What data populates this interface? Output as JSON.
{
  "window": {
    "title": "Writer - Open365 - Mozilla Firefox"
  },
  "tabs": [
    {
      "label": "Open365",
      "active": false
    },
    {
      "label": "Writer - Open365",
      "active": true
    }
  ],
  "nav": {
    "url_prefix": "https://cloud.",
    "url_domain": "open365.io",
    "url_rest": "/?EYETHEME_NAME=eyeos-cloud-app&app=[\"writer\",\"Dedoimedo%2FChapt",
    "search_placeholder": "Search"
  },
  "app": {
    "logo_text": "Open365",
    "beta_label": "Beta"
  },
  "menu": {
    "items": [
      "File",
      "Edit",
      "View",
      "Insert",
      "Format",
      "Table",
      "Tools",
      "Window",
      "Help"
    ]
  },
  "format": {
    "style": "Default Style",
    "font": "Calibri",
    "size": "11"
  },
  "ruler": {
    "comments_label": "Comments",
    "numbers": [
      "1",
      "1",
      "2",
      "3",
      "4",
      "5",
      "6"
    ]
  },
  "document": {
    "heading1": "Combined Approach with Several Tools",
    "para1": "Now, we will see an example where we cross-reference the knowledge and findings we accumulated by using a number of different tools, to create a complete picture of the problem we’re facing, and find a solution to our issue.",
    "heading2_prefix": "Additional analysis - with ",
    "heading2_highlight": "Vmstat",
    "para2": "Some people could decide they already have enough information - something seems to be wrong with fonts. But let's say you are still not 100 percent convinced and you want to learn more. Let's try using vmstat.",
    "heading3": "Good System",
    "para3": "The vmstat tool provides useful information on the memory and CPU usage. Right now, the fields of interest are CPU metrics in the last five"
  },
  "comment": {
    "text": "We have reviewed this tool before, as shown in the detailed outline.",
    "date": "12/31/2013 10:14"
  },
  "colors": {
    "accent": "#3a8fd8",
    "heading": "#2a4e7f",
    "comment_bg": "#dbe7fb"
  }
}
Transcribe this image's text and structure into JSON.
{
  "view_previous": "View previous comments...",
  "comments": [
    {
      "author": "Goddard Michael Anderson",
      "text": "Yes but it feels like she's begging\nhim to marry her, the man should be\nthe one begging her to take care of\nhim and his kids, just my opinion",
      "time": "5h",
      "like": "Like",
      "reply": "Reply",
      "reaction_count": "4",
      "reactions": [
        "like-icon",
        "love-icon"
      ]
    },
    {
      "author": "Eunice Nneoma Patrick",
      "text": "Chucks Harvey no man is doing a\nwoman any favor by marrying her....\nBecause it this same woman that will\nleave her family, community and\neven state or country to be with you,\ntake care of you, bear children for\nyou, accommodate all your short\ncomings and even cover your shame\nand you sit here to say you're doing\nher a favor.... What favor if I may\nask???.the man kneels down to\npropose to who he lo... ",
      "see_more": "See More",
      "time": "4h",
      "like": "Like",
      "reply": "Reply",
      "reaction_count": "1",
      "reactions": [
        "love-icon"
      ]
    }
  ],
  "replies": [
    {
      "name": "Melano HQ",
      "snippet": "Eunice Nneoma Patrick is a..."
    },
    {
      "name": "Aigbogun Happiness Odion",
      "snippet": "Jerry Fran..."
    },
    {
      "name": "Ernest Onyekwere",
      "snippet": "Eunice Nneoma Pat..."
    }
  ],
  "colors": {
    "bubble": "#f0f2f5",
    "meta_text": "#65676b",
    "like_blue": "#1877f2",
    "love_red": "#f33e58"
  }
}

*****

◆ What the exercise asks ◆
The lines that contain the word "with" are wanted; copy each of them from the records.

◆ Response to the task ◆
    "heading1": "Combined Approach with Several Tools",
    "heading2_prefix": "Additional analysis - with ",
    "para2": "Some people could decide they already have enough information - something seems to be wrong with fonts. But let's say you are still not 100 percent convinced and you want to learn more. Let's try using vmstat.",
      "text": "Chucks Harvey no man is doing a\nwoman any favor by marrying her....\nBecause it this same woman that will\nleave her family, community and\neven state or country to be with you,\ntake care of you, bear children for\nyou, accommodate all your short\ncomings and even cover your shame\nand you sit here to say you're doing\nher a favor.... What favor if I may\nask???.the man kneels down to\npropose to who he lo... ",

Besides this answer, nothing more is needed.